University of Sydney Researchers build iPhone App that detects heart conditions that lead to stroke
A team from the University of Sydney has created a special iPhone case and app that can be used to quickly and cheaply detect heart rhythm problems and prevent strokes. The research found the AliveCor Heart Monitor for iPhone (iECG) was a highly effective, accurate and cost-effective way to screen patients to identify previously undiagnosed atrial fibrillation (AF) and hence help prevent strokes and the test is able to be used in local pharmacies and general practitioner surgeries with a single-lead ECG taken on an iPhone with a special case and is being trialed in GP surgeries.
Many of you would have heard me rant about startups focused on 1st world Silicon Valley problems and how so many startups I see are solving trivial non problems, well I am happy to say this story is the complete opposite. You also know I love seeing hardware projects being prototyped here in Australia so double kudos from me. In my opinion this is a major win for reducing strokes at the same time doing so in an extremely elegant and inexpensive way.
“We are now getting receptionists in general practice to record an iECG before patients see their doctor,” Lead Author and Researcher Ms Nicole Lowres said.“Our economic analysis has shown the iECG is highly cost-effective and in fact this is the first mass screening program that is likely to be cost-effective, unlike traditional 12 lead ECGs recorded by a practice nurse, also the iECG is extremely portable, which gives great flexibility for screening, and is simple to administer.
Senior author, Professor Ben Freedman, said that the device was an exciting breakthrough and would greatly assist in the challenge to improve early identification of atrial fibrillation and prevention of stroke.
“Atrial Fibrillation (AF) is the most common heart rhythm problem and is responsible for almost one-third of all strokes,” he said.
“AF increases with age, affecting more than 15 percent of people aged 85 years and over. And people with atrial fibrillation face up to a five-fold increased risk of stroke, and tend to have more severe and life-threatening strokes. Research found that about 1.4 percent of people aged over 65 (50,000 Australians) have atrial fibrillation, but do not know it. There are a large number of people with unknown AF who are at high risk of stroke, but who are not on any medication. The good news is that stroke is highly preventable with anticoagulant medication, such as warfarin, or the new oral anticoagulants, which can reduce the risk by 66 percent”
“The iECG allows us to screen patients for atrial fibrillation in minutes and treat people early. This is a huge boost in the fight to reduce the amount of strokes, particularly in people over the age of 65,” Professor Freedman said.
In my opinion this is arguably one of the most cost-effective screening solutions I have seen, an app, an inexpensive case and an iPhone, whilst it is not going to replace normal ECG machines and operators, it will make testing more accessible and cheaper and will pick up more cases that may have otherwise gone undetected.

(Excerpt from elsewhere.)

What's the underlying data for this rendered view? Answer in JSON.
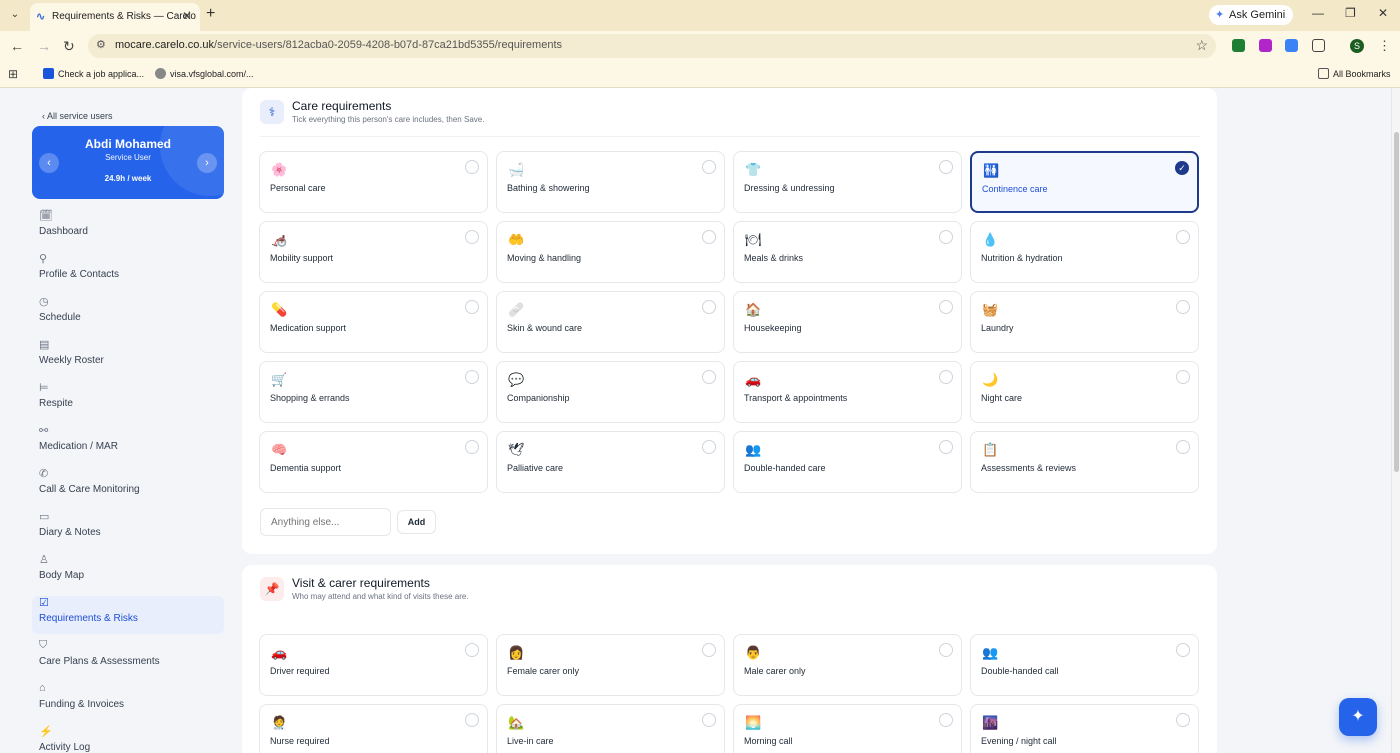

This is an awesome step forward to saving lives and preventing the massive disruption and costs that Stroke victims and their families endure and a great example of cross discipline co-operation between Medical Skills, App Skills and some electrical engineering.
About the iECG: When taking a reading, the iECG can be seen on the iPhone screen in real-time. In addition, the iECG is transmitted to a secure server (cloud) where a specialist can review the iECGs remotely. The website can automatically analyse the reading to make a diagnosis of AF. The researchers tested the website’s automatic prediction in the SEARCH-AF study and found it correctly diagnoses atrial fibrillation 97 percent of the time.
The University of Sydney research was funded by a number of investigator-initiated research grants from BMS/Pfizer, Boehringer Ingelheim, and Bayer. The National Heart Foundation provided a scholarship for lead researcher, Nicole Lowres. The team named on the research includes Lau JK, Lowres N, Neubeck L, Brieger DB, Sy RW, Galloway CD, Albert DE, Freedman SB.